They also note that there is a biologically plausible explanation for this effect. Caffeine can cross the placenta and reach the fetus, and neither the placenta nor the fetus produce an enzyme that allows fully grown humans to break down caffeine, meaning it could accumulate in fetal tissue. From there, caffeine might be able to interfere with how fetuses respond to hormones that regulate their growth, the authors theorize.
At the same time, trying to understand the health effects of coffee has never been easy. This study has an advantage over many others in that it was able to directly measure how much caffeine people were consuming, rather than relying on self-reports, which are notoriously inaccurate. But it’s still only a case of finding a correlation between caffeine and height in children, without directly showing that there is a causal relationship. And there’s the broader question of whether this effect, assuming it’s real, would have any negative health implications outside of making someone slightly smaller than they might have been..
Theoretically, disruption of fetal growth development could increase the risk of other health problems later in life. And a shorter waistline has been linked to a higher future risk of diseases such as heart disease and diabetes. But the authors did not find a clear link between coffee consumption and other early markers of these problems in these children, such as higher body weight. Other research, meanwhile, has not found a link between negative health outcomes during pregnancy and caffeine intake below 200 milligrams per day, and some research has even suggested that low doses of caffeine could reduce the risk of certain conditions such as gestational diabetes.
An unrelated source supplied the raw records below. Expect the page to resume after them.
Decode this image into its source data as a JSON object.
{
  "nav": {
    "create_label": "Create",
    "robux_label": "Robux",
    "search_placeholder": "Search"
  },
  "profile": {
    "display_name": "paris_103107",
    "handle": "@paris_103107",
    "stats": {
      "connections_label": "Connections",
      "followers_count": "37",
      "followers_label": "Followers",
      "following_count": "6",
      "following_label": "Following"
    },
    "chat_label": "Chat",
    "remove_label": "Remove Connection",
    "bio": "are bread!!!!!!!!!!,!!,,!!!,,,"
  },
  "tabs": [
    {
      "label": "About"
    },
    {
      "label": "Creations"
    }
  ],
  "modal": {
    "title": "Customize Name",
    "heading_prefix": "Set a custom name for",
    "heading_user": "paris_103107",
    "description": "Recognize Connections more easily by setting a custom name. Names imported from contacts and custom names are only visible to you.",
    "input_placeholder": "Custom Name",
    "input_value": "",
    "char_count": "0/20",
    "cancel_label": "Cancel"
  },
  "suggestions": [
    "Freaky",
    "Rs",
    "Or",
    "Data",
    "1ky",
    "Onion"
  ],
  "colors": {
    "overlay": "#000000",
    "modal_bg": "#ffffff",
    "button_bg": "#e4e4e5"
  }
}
And for the non-pregnant peoplemost searches keep on going to indicate that caffeine consumption is a net positive, at least in moderation.
The authors and outside experts acknowledge that further studies, including perhaps some that can similarly track outcomes in older children, will be necessary to know if the current caffeine recommendations for pregnant women should be modified.
“While the study results are interesting, further research is needed to support the conclusions and, as the researchers conclude, the clinical implication of this height difference is unclear and warrants future investigation,” Helena Gibson-Moore, a British Nutrition Foundation scientist not affiliated with the research, said that Ino statement provided by the Science Media Center.